MYSORE/MADIKERI: When sitting MP and Congress candidate Adagooru H Vishwanath ventures out to campaign in areas bordering the vast swathes of forests in the district, he faces the same question everywhere: What will you do to counter the elephants that are straying out and destroying our farms? In places like Hanagodu (Hunsur taluk) bordering Nagarahole tiger reserve, farmers want a solution to the jumbo problem which is affecting their daily life. Election has come as an opportune time for the angry villagers to directly pose these questions to the netas who come canvassing for votes.
It is a serious issue, agrees Vishwanath. "The forest border areas have become a conflict zone given that the elephants are venturing out of the woods leading to loss of crop and sometimes lives. "The Centre extended funds to stop it by digging trenches. The Siddaramaiah government has budgeted Rs 250 crore to attend to the problem while the Centre has devised schemes to focus on it," the MP says.
According to Vishwanath, the top-heavy forest department has also added to the problem. "We need to have more ground-level staff. But the BJP government didn't focus on the problem much," he argues.

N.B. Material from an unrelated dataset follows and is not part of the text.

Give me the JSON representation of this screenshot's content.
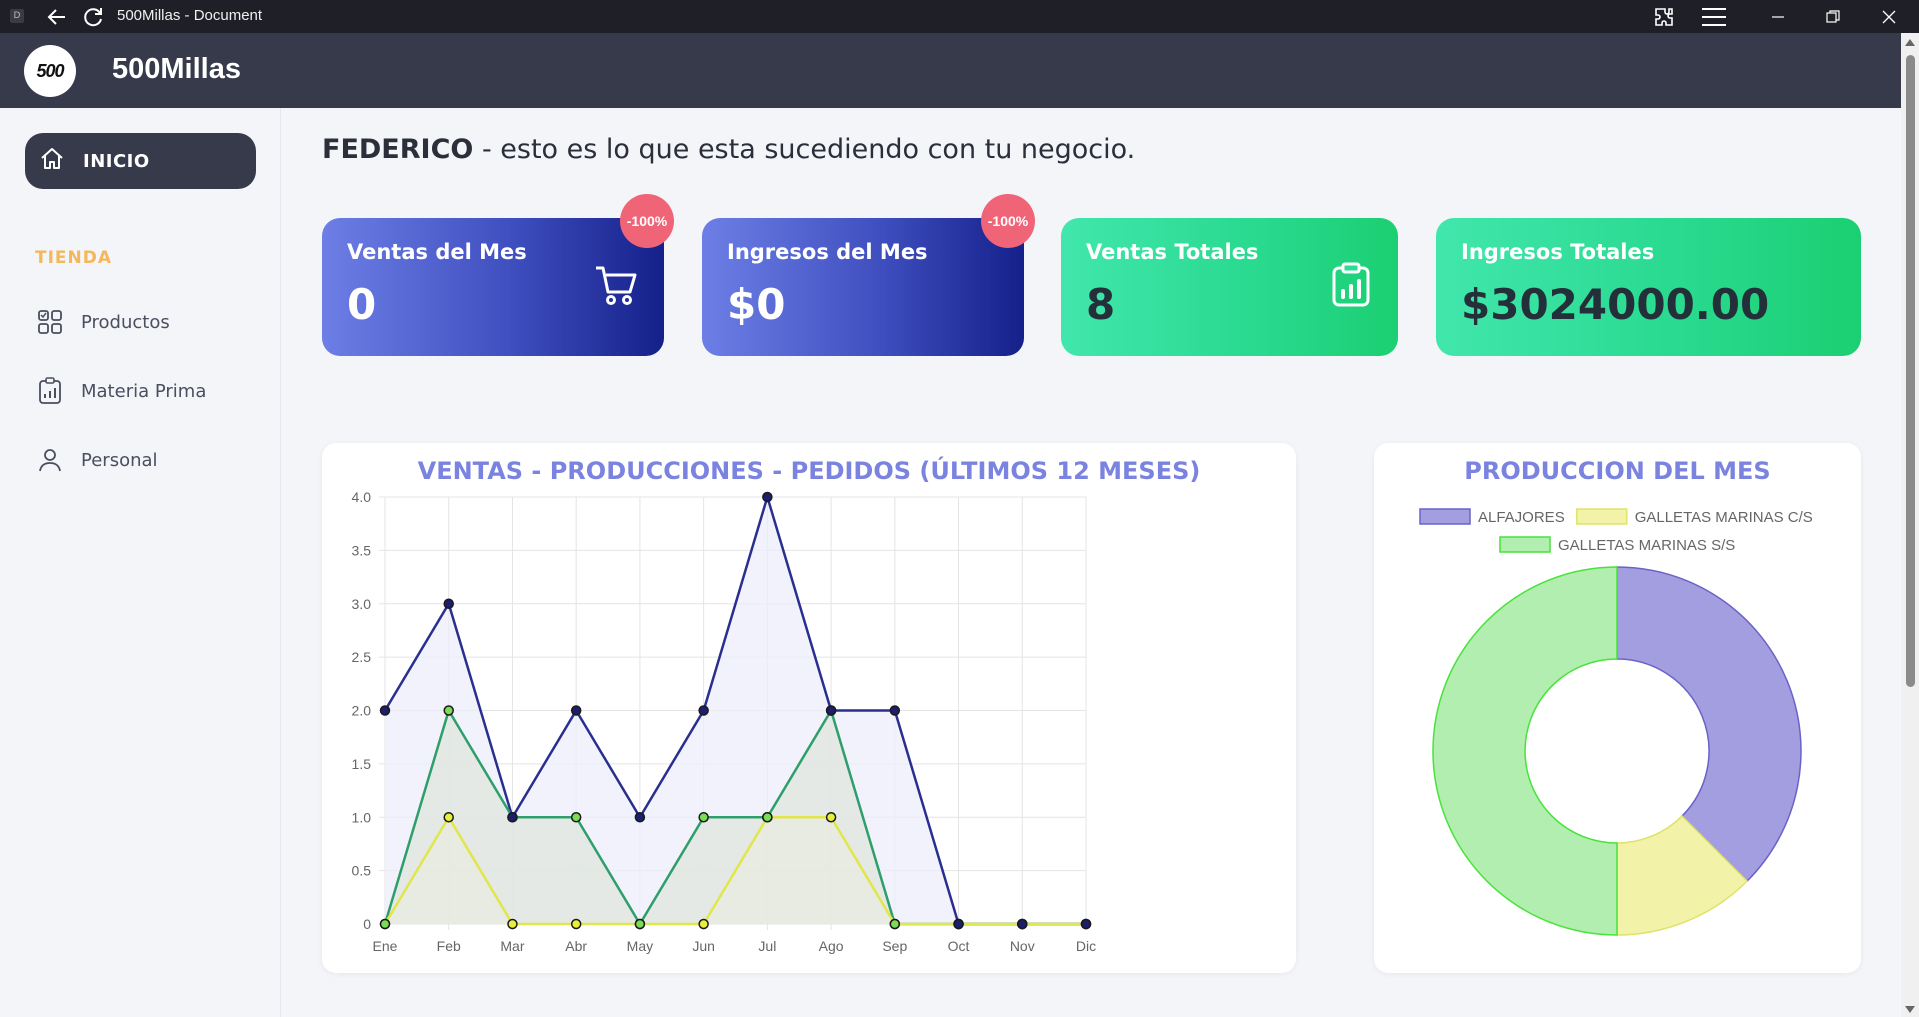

Politics apart, the issue has assumed serious proportions. In human habitats in rural parts of Mysore and Kodagu districts, elephant attacks have become almost commonplace. In Kodagu's Madikeri division alone, 610 cases of animals attack were reported in which three persons died while the estimated crop loss was put at 19.24 lakh during 2013-14.
In ten years since 2000, Kodagu Circle has reported 67 human deaths in elephant attack. The problem hit closer home when a herd of strays camped on the outskirts of Mysore city in December 2013, causing panic. "We need to understand why the jumbos are coming outside the forested areas," says wildlife activist H P Ashwin. "Productive areas inside the forest are shrinking with the invasion of weeds (lantana). The policymakers are merely focusing on what is happening outside the woods," he explains.

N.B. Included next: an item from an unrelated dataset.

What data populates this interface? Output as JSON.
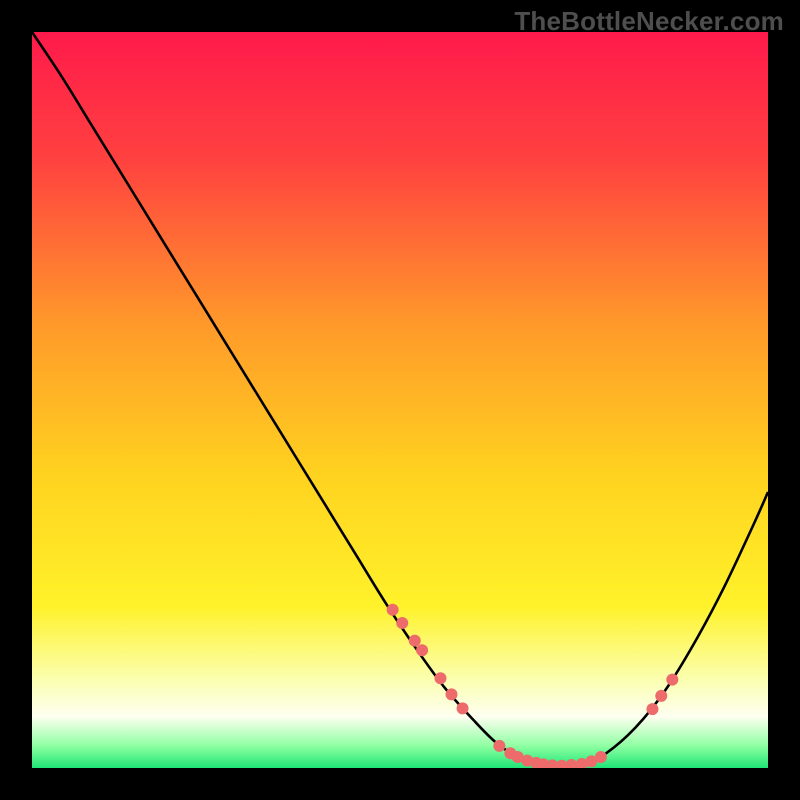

Cut to Mysore. The city is grappling with the drinking water crisis as the project to remodel drinking water network is woefully behind schedule. With the city accounting for over 40 per cent of 16.77 lakh voters in the constituency, there are infrastructure problems as well: upgradation of the Outer Ring Road that is two years behind schedule and expansion of the workable Mysore Airport that has hit airpocket.